During my time living and teaching English in Russia, I have noticed the significant role that nature plays in Russian life and culture. Most people in Russia live in multistory apartment buildings located in large, busy cities, such as Moscow. However, I have discovered that many of them own small homes, or dachas outside the city.
My host family falls outside of this norm, as they only own a house, but it is much like any other dacha that you would find in the surrounding neighborhood, or throughout Russia.
To get from central Moscow to my host family’s place is not a short journey. A thirty-minute ride on a busy metro line, plus a forty-five-minute ride on an electric train, and I arrive at the town of Ramenskoye.
But I have not made it to the dachas – I am still surrounded by large apartment buildings. In order to get to the dachas I need to find a marshrutka.
These large vans congregate at a place near the train station, and I find one that happens to be going in the direction I am heading. After I pay the driver for the ride, I need to pay careful attention to the road, and then let them know where I want to get off. After another ten-minute walk or so, I arrive at my host family’s home.
So what do we like to do here at the dacha?
Weather permitting, my host family loves to eat outside at the picnic tables they put together themselves. Frequently they like to grill shashlik, which is what they call basically any type of meat they cook on the grill.
Often Maksim and Darinka (my host siblings) will play in the wading pool or on the homemade playground set as their father Gosha grills. Basking in the sun with the scent of the ogorod (vegetable and herb garden) all around, it is quite enjoyable and relaxing.
No true day at the dacha is complete without going to the banya. Sometimes as a separate building, and sometimes (like with my host family) in the basement, this wooden sauna is the epitome of Russian relaxation.
You sit in a hot, steamy room wearing felt hats and drinking tea, and then you hit each other with small, dried, leafy branches “to increase circulation and eliminate bad feelings,” as my host family says.
Then you go out to the pool to cool off, and then back to the banya. I cannot say that I have learned to fully appreciate this Russian tradition, but my host family is still trying to convert me.

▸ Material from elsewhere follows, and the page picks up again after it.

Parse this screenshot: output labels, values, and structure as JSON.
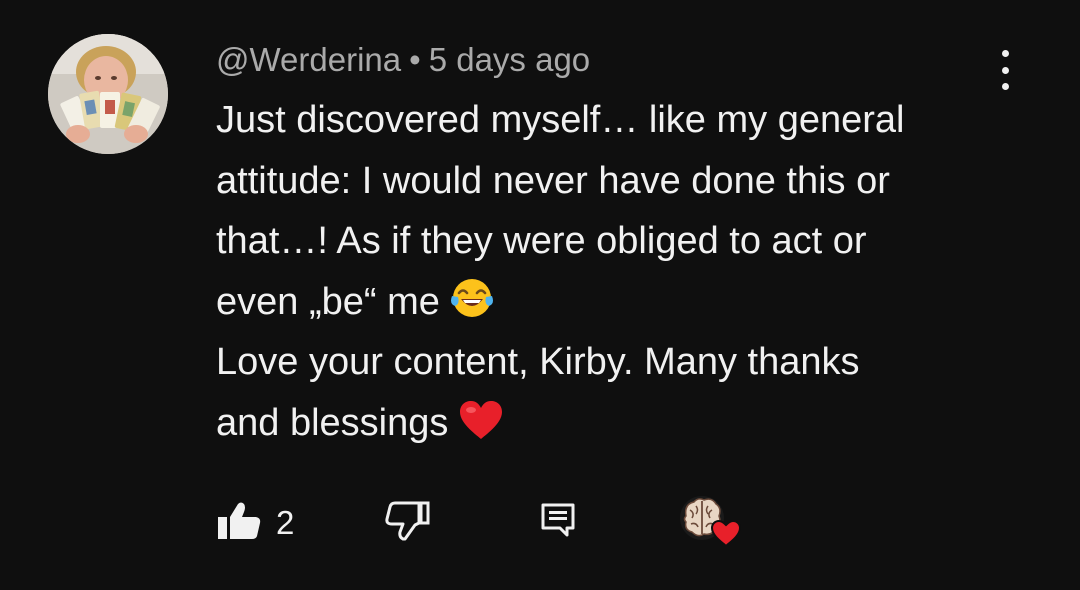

Russians also love any excuse to celebrate, as is evidenced by the half dozen or so holidays that have happened within the six weeks I have been here. Children’s Day, Russia Day, Lovers’ Day, and more!
I had the exciting opportunity to share one more holiday with them – Independence Day. I invited some other Americans in the area over, and we had a fantastic Fourth of July celebration.
We taught the host family how to make “American hamburgers,” listened to “The Star-Spangled Banner” and “Party in the USA.,” and set off some small fireworks. It was a wonderful experience to share a small part of my culture with my host family, who has shared so much of their culture with me.